U.S. Classification123/568.23, 251/129.11, 701/108
International ClassificationF02M25/07, F02D21/08
Cooperative ClassificationF02M25/0789, F02D21/08, Y02T10/121, F02M25/0773, F02M25/0756
European ClassificationF02D21/08, F02M25/07V2E2, F02M25/07S6, F02M25/07V4B2
Legal Events
DateCodeEventDescription
Aug 9, 1982ASAssignment
Owner name: MIKUNI KOGYO KABUSHI KAISHA, 13-11, SOTOKANDA 6-CH
Free format text: ASSIGNMENT OF ASSIGNORS INTEREST.;ASSIGNORS:ISHIDA, TAKASHI;TOMINARI, NOBORU;REEL/FRAME:004023/0143
Effective date: 19820723
Owner name: MIKUNI KOGYO KABUSHI KAISHA, JAPAN
Free format text: ASSIGNMENT OF ASSIGNORS INTEREST;ASSIGNORS:ISHIDA, TAKASHI;TOMINARI, NOBORU;REEL/FRAME:004023/0143
Effective date: 19820723
Feb 8, 1988FPAYFee payment
Year of fee payment: 4
Mar 13, 1992FPAYFee payment
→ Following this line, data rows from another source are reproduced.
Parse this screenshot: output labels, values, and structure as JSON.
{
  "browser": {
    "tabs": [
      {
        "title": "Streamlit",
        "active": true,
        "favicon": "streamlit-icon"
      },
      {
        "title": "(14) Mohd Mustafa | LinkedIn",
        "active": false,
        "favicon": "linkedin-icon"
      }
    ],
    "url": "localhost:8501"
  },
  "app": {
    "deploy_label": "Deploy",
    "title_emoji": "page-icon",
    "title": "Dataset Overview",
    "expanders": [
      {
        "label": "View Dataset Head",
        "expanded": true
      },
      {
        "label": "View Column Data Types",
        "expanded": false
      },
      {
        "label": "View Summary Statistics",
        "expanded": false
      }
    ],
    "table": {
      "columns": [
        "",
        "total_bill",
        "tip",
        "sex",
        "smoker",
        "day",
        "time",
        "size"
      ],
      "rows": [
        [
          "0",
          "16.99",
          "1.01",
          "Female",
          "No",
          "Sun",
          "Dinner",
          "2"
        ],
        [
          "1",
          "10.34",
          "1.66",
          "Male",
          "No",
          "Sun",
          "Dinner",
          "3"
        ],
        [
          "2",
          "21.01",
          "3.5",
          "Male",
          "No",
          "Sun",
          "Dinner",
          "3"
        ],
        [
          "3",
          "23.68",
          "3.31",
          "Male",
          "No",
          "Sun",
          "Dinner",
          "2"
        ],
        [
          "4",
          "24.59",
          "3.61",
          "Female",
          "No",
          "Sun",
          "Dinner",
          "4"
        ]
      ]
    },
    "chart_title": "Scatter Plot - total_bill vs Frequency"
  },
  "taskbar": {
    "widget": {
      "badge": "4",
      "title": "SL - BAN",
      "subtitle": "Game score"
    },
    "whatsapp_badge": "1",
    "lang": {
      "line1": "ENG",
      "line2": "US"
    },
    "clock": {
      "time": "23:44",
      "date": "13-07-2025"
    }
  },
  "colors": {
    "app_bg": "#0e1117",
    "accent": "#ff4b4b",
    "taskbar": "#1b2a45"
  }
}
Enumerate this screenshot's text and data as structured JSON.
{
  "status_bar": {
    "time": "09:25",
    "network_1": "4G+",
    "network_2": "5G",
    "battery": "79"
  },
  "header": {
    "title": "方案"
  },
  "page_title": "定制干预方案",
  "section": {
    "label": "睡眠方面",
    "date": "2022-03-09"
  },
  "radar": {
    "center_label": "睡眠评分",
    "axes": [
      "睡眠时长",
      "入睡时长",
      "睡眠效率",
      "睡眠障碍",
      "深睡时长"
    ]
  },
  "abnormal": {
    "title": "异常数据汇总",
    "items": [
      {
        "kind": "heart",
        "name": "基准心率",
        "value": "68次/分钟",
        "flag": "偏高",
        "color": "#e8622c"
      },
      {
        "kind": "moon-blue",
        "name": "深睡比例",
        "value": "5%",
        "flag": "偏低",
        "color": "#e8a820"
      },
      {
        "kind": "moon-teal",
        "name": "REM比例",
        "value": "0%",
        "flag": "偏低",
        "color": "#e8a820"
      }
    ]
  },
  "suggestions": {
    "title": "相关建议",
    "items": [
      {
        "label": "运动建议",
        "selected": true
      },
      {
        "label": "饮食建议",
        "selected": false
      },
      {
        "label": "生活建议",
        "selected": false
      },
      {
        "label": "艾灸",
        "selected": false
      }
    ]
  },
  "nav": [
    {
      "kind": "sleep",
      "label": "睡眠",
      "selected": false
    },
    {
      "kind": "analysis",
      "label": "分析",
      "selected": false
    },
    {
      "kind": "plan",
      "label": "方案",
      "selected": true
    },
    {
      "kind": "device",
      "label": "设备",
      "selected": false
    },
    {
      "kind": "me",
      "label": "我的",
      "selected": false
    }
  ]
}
Year of fee payment: 8
Jan 11, 1996FPAYFee payment
Year of fee payment: 12